At age eight, Mark was abused by an older male cousin. The abuse ended when Mark defied the abuser’s threats and told his parents.
Mark channeled his emotions into other pursuits. He excelled in track and field, earning a college scholarship and then a bachelor’s degree. Then he went on to graduate school and earned his master’s degree in animation. In graduate school Mark began to confront the legacies that had haunted him since childhood.
Mark still struggles with self blame, and he still contends with the anger. But Mark also has an arsenal to draw from as he pursues his path to healing. His sharp and fluid intellect, which allows him to observe his own reactions, and to understand his personal struggle in the context of the larger forces that influence him.
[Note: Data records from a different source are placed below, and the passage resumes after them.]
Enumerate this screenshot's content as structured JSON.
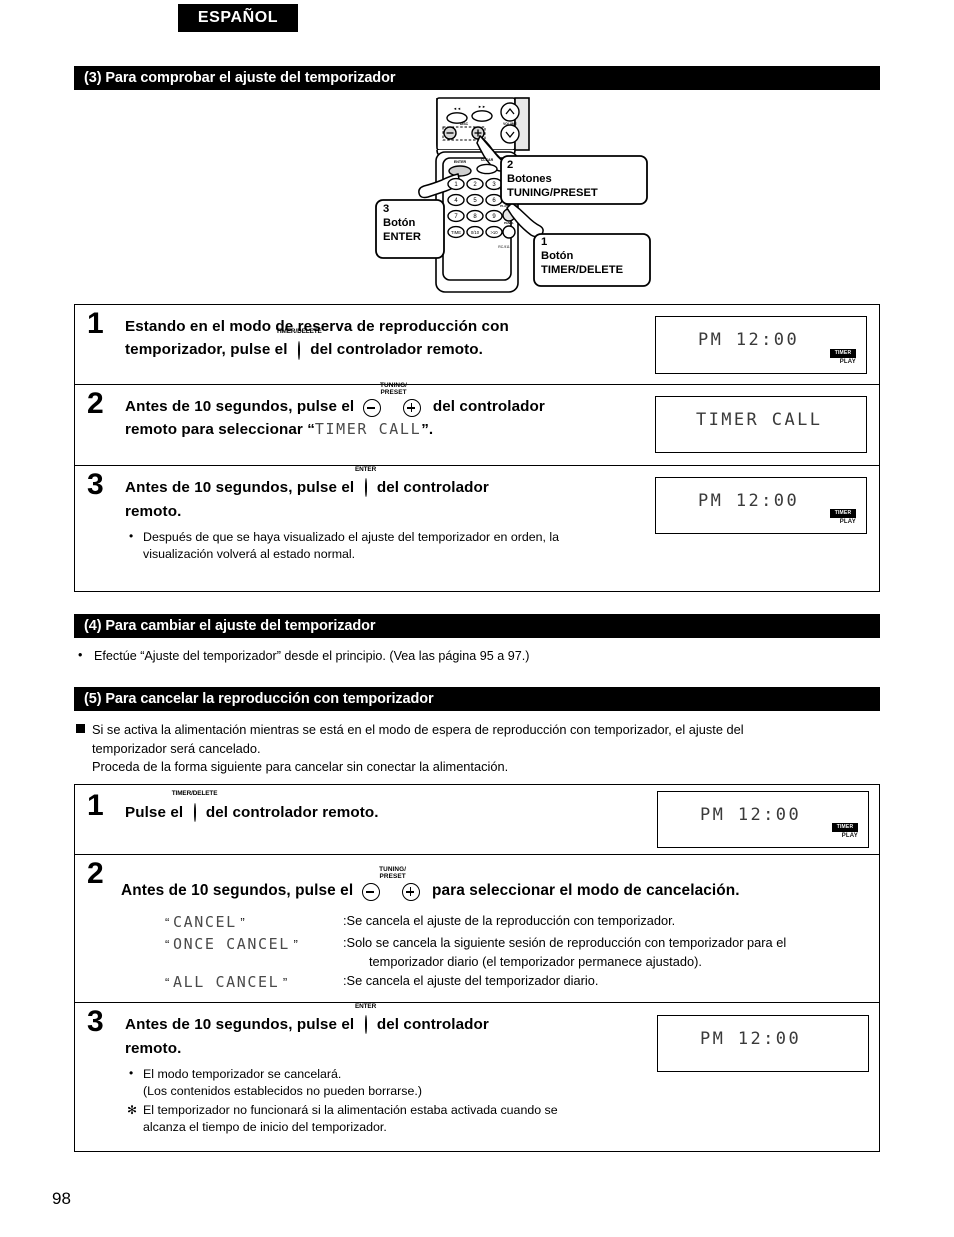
{
  "language_tab": "ESPAÑOL",
  "page_number": "98",
  "sections": {
    "s3": {
      "heading": "(3) Para comprobar el ajuste del temporizador"
    },
    "s4": {
      "heading": "(4) Para cambiar el ajuste del temporizador",
      "bullet": "Efectúe “Ajuste del temporizador” desde el principio. (Vea las página 95 a 97.)"
    },
    "s5": {
      "heading": "(5) Para cancelar la reproducción con temporizador",
      "note_line1": "Si se activa la alimentación mientras se está en el modo de espera de reproducción con temporizador, el ajuste del",
      "note_line2": "temporizador será cancelado.",
      "note_line3": "Proceda de la forma siguiente para cancelar sin conectar la alimentación."
    }
  },
  "diagram": {
    "callouts": [
      {
        "number": "2",
        "line1": "Botones",
        "line2": "TUNING/PRESET"
      },
      {
        "number": "3",
        "line1": "Botón",
        "line2": "ENTER"
      },
      {
        "number": "1",
        "line1": "Botón",
        "line2": "TIMER/DELETE"
      }
    ],
    "remote_labels": {
      "enter": "ENTER",
      "clear": "CLEAR",
      "volume": "VOLUME",
      "disc": "DISC",
      "timer_delete": "TIMER/DELETE",
      "play_mode": "PLAY MODE",
      "panel": "PANEL",
      "model": "RC-911",
      "keys": [
        "1",
        "2",
        "3",
        "4",
        "5",
        "6",
        "7",
        "8",
        "9",
        "TIME",
        "0/10",
        ">10"
      ]
    }
  },
  "check_steps": {
    "step1": {
      "number": "1",
      "text_a": "Estando en el modo de reserva de reproducción con",
      "text_b": "temporizador, pulse el",
      "icon_label": "TIMER/DELETE",
      "text_c": "del controlador remoto.",
      "lcd": {
        "text": "PM 12:00",
        "indicator_timer": "TIMER",
        "indicator_play": "PLAY"
      }
    },
    "step2": {
      "number": "2",
      "text_a": "Antes de 10 segundos, pulse el",
      "icon_label_1": "TUNING/",
      "icon_label_2": "PRESET",
      "text_b": "del controlador",
      "text_c": "remoto para seleccionar “",
      "lcd_inline": "TIMER CALL",
      "text_d": "”.",
      "lcd": {
        "text": "TIMER CALL"
      }
    },
    "step3": {
      "number": "3",
      "text_a": "Antes de 10 segundos, pulse el",
      "icon_label": "ENTER",
      "text_b": "del controlador",
      "text_c": "remoto.",
      "bullet_line1": "Después de que se haya visualizado el ajuste del temporizador en orden, la",
      "bullet_line2": "visualización volverá al estado normal.",
      "lcd": {
        "text": "PM 12:00",
        "indicator_timer": "TIMER",
        "indicator_play": "PLAY"
      }
    }
  },
  "cancel_steps": {
    "step1": {
      "number": "1",
      "text_a": "Pulse el",
      "icon_label": "TIMER/DELETE",
      "text_b": "del controlador remoto.",
      "lcd": {
        "text": "PM 12:00",
        "indicator_timer": "TIMER",
        "indicator_play": "PLAY"
      }
    },
    "step2": {
      "number": "2",
      "text_a": "Antes de 10 segundos, pulse el",
      "icon_label_1": "TUNING/",
      "icon_label_2": "PRESET",
      "text_b": "para seleccionar el modo de cancelación.",
      "options": [
        {
          "label": "CANCEL",
          "desc": ":Se cancela el ajuste de la reproducción con temporizador.",
          "desc_cont": ""
        },
        {
          "label": "ONCE CANCEL",
          "desc": ":Solo se cancela la siguiente sesión de reproducción con temporizador para el",
          "desc_cont": "temporizador diario (el temporizador permanece ajustado)."
        },
        {
          "label": "ALL CANCEL",
          "desc": ":Se cancela el ajuste del temporizador diario.",
          "desc_cont": ""
        }
      ]
    },
    "step3": {
      "number": "3",
      "text_a": "Antes de 10 segundos, pulse el",
      "icon_label": "ENTER",
      "text_b": "del controlador",
      "text_c": "remoto.",
      "bullet1_line1": "El modo temporizador se cancelará.",
      "bullet1_line2": "(Los contenidos establecidos no pueden borrarse.)",
      "bullet2_line1": "El temporizador no funcionará si la alimentación estaba activada cuando se",
      "bullet2_line2": "alcanza el tiempo de inicio del temporizador.",
      "lcd": {
        "text": "PM 12:00"
      }
    }
  }
}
And he has his art. From early in his childhood Mark found an outlet for his emotions in his art. He drew incessantly and his talent emerged. Mark has used those talents to help his own healing process. He also draws on his talents to express his feelings about the killings of Black men and women by police officers. He is working on a series of portraits of victims, including one of Matthew Ajibade, the brother of Mark’s friend who was killed in Savannah, Georgia.
“That’s what I’ve done my whole life. I’ve just figured stuff out…I’m at the point where I can talk about it. It’s still really painful. I still get pissed off…But if I keep talking about it, something will click…”
And it is. Mark is speaking to high school students about his experience, simultaneously healing himself and opening a door to healing for other young men.
“I’m trying to use my art as a way for me to heal.”